App and web page records
* * * * * * *

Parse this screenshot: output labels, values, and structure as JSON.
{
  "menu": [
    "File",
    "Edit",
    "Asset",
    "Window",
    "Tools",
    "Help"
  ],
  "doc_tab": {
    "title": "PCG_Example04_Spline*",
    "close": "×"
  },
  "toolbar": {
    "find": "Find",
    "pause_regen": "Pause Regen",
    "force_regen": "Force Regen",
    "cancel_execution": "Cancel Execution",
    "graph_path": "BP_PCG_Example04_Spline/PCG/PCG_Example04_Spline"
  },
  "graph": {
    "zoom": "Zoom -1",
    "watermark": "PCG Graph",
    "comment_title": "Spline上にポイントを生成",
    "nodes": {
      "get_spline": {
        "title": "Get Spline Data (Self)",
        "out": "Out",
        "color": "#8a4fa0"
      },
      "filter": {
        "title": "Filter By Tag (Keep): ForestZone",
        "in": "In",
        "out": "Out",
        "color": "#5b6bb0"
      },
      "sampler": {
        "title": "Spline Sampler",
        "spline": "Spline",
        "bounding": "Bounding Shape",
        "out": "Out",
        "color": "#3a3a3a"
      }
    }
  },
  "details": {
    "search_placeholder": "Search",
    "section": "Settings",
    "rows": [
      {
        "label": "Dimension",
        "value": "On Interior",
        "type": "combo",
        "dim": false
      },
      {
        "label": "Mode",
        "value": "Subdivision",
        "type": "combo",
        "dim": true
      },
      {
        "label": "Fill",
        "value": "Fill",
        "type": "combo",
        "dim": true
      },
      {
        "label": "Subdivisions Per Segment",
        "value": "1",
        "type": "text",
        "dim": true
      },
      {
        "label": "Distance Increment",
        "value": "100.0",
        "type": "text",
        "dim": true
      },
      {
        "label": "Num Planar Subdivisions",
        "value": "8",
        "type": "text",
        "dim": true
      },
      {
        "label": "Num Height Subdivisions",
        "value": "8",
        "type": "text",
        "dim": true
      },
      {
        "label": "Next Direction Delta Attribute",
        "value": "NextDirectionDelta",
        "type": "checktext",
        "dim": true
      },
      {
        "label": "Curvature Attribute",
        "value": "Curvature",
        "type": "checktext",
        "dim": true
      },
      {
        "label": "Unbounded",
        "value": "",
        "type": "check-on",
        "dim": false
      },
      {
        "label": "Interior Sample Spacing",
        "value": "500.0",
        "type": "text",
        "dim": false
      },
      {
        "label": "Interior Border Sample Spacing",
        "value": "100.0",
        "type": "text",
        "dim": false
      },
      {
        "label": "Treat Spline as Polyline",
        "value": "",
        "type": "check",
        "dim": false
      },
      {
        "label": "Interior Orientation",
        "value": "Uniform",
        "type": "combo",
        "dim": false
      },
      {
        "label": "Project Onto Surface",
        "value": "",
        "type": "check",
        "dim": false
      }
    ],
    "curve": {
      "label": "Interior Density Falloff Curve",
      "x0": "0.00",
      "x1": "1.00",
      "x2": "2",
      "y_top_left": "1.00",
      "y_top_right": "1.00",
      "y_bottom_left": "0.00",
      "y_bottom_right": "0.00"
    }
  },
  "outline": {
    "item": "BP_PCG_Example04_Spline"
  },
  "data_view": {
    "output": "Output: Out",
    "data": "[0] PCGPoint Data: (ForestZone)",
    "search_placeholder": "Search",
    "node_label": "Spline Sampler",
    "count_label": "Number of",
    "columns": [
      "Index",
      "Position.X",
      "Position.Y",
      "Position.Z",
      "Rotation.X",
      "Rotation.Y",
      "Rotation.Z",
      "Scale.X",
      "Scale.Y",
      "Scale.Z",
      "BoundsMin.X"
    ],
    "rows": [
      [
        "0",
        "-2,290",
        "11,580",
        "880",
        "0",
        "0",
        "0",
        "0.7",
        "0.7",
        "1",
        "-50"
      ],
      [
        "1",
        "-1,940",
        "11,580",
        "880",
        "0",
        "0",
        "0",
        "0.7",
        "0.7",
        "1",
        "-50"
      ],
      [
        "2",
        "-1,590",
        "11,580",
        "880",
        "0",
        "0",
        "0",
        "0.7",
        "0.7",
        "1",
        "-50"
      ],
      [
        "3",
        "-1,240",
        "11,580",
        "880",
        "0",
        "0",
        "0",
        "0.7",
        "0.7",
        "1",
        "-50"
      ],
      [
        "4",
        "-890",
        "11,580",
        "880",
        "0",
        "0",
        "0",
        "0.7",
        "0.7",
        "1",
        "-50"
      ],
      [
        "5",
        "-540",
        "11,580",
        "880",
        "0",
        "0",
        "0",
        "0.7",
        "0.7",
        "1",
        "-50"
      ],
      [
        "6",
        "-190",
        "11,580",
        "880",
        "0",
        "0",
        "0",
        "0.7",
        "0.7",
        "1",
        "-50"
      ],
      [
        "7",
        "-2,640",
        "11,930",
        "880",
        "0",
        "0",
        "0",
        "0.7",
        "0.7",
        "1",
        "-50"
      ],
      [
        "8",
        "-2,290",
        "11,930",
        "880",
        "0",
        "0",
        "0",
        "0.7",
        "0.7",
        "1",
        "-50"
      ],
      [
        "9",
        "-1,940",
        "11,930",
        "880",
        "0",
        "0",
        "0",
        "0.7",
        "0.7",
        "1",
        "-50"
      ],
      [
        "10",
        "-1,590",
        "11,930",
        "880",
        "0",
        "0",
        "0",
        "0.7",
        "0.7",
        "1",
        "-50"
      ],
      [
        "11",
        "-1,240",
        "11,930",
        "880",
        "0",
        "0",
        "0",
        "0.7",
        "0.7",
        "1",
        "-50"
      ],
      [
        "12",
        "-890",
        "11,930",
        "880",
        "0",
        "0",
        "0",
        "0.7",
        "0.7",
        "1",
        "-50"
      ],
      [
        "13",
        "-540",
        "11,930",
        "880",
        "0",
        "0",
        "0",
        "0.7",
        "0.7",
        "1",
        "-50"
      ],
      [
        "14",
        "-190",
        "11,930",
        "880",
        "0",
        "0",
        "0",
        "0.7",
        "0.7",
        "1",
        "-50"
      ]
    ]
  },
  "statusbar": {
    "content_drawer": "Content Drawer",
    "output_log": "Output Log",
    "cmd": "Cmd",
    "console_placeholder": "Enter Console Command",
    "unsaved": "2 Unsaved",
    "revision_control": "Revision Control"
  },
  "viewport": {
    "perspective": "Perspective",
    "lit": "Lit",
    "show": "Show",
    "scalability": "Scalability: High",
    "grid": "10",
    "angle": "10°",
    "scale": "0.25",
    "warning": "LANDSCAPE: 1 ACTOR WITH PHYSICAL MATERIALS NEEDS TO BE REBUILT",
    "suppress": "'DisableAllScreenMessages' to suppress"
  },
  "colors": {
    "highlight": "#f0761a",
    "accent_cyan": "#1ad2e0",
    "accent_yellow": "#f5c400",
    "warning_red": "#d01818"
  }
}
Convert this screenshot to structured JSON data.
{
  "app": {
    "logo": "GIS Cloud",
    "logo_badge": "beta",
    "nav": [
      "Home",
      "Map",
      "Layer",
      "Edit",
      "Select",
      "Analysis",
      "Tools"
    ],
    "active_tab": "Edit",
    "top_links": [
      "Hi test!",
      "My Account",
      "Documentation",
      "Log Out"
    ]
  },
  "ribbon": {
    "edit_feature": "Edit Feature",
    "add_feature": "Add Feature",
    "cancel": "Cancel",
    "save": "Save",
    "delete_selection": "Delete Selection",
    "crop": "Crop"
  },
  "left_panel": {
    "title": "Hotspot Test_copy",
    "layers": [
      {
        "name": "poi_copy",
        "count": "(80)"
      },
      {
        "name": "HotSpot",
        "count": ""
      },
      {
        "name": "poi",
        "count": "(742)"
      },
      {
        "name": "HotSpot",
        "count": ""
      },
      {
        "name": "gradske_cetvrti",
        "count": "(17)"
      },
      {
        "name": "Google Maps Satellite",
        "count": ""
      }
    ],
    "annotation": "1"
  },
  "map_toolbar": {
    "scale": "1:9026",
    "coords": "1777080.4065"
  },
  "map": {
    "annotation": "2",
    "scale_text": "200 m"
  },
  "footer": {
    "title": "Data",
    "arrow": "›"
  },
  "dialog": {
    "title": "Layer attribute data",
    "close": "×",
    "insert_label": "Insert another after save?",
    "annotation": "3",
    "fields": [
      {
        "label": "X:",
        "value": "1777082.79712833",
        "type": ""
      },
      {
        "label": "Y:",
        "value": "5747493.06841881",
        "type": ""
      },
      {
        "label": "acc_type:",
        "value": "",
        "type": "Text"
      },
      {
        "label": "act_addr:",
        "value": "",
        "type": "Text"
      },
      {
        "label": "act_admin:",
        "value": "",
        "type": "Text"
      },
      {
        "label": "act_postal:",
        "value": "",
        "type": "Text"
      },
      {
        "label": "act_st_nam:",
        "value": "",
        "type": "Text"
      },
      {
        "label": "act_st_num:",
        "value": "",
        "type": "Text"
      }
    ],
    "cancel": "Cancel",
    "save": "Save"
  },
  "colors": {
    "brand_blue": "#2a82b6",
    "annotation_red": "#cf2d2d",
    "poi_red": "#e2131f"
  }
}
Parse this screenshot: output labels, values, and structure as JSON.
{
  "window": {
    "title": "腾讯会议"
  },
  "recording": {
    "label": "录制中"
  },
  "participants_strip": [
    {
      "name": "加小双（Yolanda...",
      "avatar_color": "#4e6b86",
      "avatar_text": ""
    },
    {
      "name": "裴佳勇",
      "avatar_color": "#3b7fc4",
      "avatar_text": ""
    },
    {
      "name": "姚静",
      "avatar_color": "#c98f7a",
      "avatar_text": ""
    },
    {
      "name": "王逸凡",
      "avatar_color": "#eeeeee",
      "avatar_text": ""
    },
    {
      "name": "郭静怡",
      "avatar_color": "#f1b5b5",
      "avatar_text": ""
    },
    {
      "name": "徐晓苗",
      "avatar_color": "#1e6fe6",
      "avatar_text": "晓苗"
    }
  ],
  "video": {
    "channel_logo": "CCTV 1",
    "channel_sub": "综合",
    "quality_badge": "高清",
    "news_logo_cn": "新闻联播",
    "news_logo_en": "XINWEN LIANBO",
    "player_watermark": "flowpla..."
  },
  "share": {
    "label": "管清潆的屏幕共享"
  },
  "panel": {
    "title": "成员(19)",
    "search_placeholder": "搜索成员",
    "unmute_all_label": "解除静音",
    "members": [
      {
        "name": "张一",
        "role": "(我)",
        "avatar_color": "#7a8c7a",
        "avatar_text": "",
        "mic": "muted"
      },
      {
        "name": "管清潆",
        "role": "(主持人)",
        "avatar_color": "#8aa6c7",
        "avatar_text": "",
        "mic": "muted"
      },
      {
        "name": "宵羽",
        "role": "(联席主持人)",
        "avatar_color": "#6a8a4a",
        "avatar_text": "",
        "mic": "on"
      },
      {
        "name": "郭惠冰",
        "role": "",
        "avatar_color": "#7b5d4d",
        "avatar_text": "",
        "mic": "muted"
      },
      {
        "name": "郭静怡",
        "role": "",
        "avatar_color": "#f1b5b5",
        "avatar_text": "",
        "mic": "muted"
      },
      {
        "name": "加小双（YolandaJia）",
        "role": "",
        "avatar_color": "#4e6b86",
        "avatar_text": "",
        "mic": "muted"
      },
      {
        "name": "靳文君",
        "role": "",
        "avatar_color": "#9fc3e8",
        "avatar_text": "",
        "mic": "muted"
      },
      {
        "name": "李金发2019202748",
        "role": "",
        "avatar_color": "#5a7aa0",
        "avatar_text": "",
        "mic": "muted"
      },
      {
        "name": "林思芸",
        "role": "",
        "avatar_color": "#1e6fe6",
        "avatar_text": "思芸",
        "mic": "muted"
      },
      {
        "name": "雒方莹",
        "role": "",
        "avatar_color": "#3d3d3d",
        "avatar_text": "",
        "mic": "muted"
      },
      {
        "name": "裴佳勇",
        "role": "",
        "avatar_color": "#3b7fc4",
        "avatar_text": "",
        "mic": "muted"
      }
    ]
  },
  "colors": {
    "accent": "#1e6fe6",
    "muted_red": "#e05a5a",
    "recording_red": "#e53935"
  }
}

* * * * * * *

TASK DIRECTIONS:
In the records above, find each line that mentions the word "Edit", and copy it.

EXERCISE SOLUTION:
    "Edit",
      "Edit",
    "active_tab": "Edit",
    "edit_feature": "Edit Feature",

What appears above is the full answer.